▶ What is needed:
Filter the data for lines with the word "مطعم", then copy every line so identified.

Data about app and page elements
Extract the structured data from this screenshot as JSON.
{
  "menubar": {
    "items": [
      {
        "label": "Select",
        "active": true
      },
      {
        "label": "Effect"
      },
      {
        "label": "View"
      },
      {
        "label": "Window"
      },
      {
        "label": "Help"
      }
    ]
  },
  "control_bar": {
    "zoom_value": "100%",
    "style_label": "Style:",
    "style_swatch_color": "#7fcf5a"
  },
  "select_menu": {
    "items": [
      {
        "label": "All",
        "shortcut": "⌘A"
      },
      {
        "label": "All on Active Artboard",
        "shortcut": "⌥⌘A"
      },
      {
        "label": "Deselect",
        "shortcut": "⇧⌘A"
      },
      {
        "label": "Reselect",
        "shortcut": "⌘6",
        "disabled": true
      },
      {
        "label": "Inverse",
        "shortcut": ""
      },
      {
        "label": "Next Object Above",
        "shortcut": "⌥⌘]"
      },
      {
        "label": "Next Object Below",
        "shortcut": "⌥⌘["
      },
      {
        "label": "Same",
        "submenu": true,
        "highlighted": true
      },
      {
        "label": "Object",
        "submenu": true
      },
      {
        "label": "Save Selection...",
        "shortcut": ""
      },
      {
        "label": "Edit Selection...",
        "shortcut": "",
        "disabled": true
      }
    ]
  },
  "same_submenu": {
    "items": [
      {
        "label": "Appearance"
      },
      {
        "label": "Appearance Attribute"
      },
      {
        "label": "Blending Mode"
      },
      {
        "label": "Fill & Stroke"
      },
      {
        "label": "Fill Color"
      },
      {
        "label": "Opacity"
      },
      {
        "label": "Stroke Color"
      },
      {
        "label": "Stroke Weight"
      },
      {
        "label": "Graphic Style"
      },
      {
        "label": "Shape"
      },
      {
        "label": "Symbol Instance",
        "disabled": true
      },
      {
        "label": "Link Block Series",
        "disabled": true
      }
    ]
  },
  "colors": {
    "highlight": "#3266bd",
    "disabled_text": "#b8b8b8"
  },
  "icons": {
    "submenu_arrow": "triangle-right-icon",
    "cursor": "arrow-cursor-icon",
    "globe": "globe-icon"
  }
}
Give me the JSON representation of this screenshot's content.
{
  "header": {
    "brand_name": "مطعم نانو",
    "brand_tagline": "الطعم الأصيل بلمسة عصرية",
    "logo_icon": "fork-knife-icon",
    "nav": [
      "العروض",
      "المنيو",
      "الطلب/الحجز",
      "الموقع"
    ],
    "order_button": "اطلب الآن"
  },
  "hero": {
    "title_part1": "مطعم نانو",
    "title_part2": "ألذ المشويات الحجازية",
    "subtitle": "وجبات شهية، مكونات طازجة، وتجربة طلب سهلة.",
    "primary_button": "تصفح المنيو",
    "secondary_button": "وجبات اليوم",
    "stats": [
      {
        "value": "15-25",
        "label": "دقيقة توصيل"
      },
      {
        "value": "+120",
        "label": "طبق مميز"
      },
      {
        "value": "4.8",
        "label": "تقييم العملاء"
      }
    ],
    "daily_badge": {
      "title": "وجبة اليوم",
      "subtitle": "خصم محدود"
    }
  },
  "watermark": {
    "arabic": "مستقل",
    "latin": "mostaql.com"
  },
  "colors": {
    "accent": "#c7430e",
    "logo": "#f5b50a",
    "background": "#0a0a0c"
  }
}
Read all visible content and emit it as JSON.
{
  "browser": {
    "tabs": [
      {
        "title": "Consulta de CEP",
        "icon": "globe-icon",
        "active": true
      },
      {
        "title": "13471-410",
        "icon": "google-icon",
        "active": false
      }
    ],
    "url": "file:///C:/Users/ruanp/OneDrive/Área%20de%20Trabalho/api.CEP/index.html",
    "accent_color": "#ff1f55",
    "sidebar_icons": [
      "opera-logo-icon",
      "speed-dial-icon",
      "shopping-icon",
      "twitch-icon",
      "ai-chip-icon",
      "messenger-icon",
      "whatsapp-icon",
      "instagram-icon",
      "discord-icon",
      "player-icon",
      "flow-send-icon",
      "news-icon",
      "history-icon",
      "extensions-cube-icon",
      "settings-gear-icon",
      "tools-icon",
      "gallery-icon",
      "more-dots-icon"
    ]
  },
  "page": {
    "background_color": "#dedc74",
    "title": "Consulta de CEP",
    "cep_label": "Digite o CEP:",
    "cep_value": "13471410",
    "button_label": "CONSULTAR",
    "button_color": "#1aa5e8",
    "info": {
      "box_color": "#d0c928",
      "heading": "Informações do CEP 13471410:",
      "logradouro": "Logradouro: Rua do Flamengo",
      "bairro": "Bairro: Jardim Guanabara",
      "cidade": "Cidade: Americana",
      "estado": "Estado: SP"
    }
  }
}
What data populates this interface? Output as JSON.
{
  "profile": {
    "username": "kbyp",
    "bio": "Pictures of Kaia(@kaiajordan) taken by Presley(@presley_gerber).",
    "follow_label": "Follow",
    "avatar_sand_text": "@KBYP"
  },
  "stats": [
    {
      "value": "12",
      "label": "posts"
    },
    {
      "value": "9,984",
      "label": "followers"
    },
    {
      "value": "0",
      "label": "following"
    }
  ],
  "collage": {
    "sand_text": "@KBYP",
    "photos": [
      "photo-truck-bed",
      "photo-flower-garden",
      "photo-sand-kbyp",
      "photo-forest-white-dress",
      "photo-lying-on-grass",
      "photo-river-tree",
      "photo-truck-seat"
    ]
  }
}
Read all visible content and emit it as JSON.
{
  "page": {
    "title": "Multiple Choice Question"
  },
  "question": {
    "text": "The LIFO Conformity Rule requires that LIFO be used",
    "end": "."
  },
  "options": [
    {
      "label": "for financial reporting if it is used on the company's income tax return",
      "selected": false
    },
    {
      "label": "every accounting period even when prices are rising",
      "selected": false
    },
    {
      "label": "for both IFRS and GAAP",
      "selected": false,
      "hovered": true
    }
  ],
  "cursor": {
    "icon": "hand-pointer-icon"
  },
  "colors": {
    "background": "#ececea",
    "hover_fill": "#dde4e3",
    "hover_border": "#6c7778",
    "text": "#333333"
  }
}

▶ Solution to this task:
    "brand_name": "مطعم نانو",
    "title_part1": "مطعم نانو",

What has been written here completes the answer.